8 months ago


Understanding the

Understanding the Building Homes and Jobs Act State creates fund to help local governments develop affordable housing By Consumer Connection staff The Building Homes and Jobs Act (Act), also known as Senate Bill 2 (Atkins, Chapter 364, Statutes of 2017), became effective Jan. 1. However, what the Act entails has some people confused; consequently, the Bureau of Real Estate (CalBRE) is providing clarification through public outreach. Although CalBRE monitored the bill prior to it becoming law, the program remains under the jurisdiction of the Department of Housing and Community Development (HCD) and the California Housing Finance Agency (CalHFA). We asked Daniel E. Kehew, real estate counsel for CalBRE, to discuss the purpose of the Act and its intended impact. What will the Act do and how does it affect California consumers? The Building Homes and Jobs Act creates a fund, the Building Homes and Jobs Trust Fund, that will be used to generate new housing opportunities in California. HCD and the CalHFA are developing programs for managing that money. Initially, the fund will target issues relating to local land-use planning and addressing homelessness. After the first year, the money will be available to local governments to fund a variety of housing activities, depending on the needs of the community and the state government for farmworker housing, state incentive programs, and facilitating mixedincome multifamily housing developments affordable for Californians with lower and moderate incomes. Where does the money for the fund come from? The money for the fund comes from a fee imposed on consumers whenever a real estate transaction document is recorded at a county recorder’s office; although that will not apply to documents that are recorded when a real property is sold. The fee would apply to deeds, grant deeds, trustee’s deeds, deeds of trust, conveyances, quit claim deeds, fictitious deeds of trust, assignments of deeds of trust, and a variety of other recorded documents associated with real property ownership. The fee is $75 per document; up to $225 per transaction (where a transaction involves recording more than one document). This fee is a surcharge above the “base” fee to record the document. 12

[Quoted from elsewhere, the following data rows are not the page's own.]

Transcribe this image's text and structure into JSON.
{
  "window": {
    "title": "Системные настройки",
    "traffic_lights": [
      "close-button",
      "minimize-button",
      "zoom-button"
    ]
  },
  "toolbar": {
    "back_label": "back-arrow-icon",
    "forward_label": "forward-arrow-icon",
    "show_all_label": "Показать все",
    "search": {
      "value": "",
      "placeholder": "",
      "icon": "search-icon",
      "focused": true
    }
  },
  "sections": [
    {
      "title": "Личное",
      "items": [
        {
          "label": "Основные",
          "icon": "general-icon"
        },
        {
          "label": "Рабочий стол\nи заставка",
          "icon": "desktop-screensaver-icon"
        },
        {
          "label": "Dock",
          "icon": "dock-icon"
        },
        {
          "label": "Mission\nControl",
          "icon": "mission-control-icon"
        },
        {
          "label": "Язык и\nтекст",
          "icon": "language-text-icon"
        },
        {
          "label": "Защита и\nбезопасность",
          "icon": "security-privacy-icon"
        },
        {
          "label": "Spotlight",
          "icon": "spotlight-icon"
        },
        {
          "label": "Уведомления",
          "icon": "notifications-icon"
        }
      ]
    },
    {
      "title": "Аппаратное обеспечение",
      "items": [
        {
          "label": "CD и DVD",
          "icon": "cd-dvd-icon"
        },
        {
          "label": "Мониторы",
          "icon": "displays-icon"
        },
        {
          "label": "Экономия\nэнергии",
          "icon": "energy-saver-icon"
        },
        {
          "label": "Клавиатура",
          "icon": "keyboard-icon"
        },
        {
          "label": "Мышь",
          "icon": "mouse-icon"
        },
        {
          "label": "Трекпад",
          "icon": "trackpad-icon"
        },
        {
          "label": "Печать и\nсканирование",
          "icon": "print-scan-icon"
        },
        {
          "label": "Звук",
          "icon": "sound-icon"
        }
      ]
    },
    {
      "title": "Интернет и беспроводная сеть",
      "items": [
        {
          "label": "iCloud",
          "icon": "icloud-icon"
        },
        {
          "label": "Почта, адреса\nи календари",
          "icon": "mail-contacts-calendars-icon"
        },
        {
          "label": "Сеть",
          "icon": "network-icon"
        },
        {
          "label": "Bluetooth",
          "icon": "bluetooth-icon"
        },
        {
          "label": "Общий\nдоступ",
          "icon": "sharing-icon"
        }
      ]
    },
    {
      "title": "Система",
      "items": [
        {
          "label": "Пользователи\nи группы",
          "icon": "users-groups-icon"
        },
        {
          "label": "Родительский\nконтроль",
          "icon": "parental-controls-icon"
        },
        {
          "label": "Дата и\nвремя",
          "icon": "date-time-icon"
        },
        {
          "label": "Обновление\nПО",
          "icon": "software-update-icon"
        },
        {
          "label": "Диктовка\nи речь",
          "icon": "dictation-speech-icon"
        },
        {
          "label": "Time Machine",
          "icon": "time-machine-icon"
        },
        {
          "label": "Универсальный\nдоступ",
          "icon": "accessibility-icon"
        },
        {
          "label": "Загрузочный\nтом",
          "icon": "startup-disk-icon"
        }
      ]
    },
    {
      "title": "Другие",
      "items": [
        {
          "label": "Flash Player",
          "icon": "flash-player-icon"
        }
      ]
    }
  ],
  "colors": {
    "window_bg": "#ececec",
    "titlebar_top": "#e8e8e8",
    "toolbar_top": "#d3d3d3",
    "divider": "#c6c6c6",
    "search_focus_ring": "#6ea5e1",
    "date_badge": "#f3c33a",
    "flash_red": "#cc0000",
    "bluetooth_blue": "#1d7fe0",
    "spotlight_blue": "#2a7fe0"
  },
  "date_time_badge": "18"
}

Are all consumers who refinance their homes required to pay a $75 fee? Are there other fees consumers will be responsible for? Yes, they are required to pay the $75 fee. Depending on what the consumer is seeking to accomplish, more than one document may need to be recorded. Consumers should consult their licensed mortgage professional about this, or ask their county’s recorder for information about the number of documents that need to be recorded for the planned transaction. Will the rules be universally applied throughout the state and counties? The fees are uniform statewide, but local governments will have a say in how the resulting funds are spent to address local housing issues. How much revenue is the fee likely to bring into California? Analysts working for the Legislature estimated that the annual revenue to the Trust Fund will be $200 million to $250 million, depending on the volume of recorded documents. Ultimately, this money is intended to mitigate the state’s issues with lack of housing stock, particularly for Californians with lower to middle incomes. How does the Act’s fee vary from reconveyance fees? First, it’s important to know what a reconveyance fee is. When a homeowner finances a home purchase with a mortgage, the mortgage lender gets an ownership interest in the property through a lien against the property. That lien is recorded with the county recorder’s office. When the homeowner chooses to refinance the property, he or she is changing from one mortgage to another mortgage, and the old mortgage lien must be released at the recorder’s office. A reconveyance fee is typically charged by the old mortgage lender to cover their cost for clearing that lien, including the cost of recording a document at the county recorder’s office to release the lien. This is true even if the “old” lender is the same as the “new” lender. So, the reconveyance fee charged during a mortgage refinance is money that goes to reimburse the “old” lender for costs that may include the recording of a document. The new fee imposed by the Act is not a reconveyance fee. The new fee is charged by the county recorder and paid to the Trust Fund. It’s worth noting that recording of the document that clears the old lender’s lien—the document paid for with the reconveyance fee—may result in a charge for the new Trust Fund. To learn more about the Building Homes and Jobs Act, visit the California Legislative Information web page at and search for the bill by number. For information regarding real estate licensure, regulations, education, and enforcement issues, contact the California Bureau of Real Estate at (877) 373-4542 or visit its website at Consumers with questions regarding the real estate transaction fees should contact their local county recorder. For additional information on the programs and activities funded by the Building Homes and Jobs Act, contact the Department of Housing and Community Development at, visit the California Housing Finance Agency at, or call (877) 922-5432. 13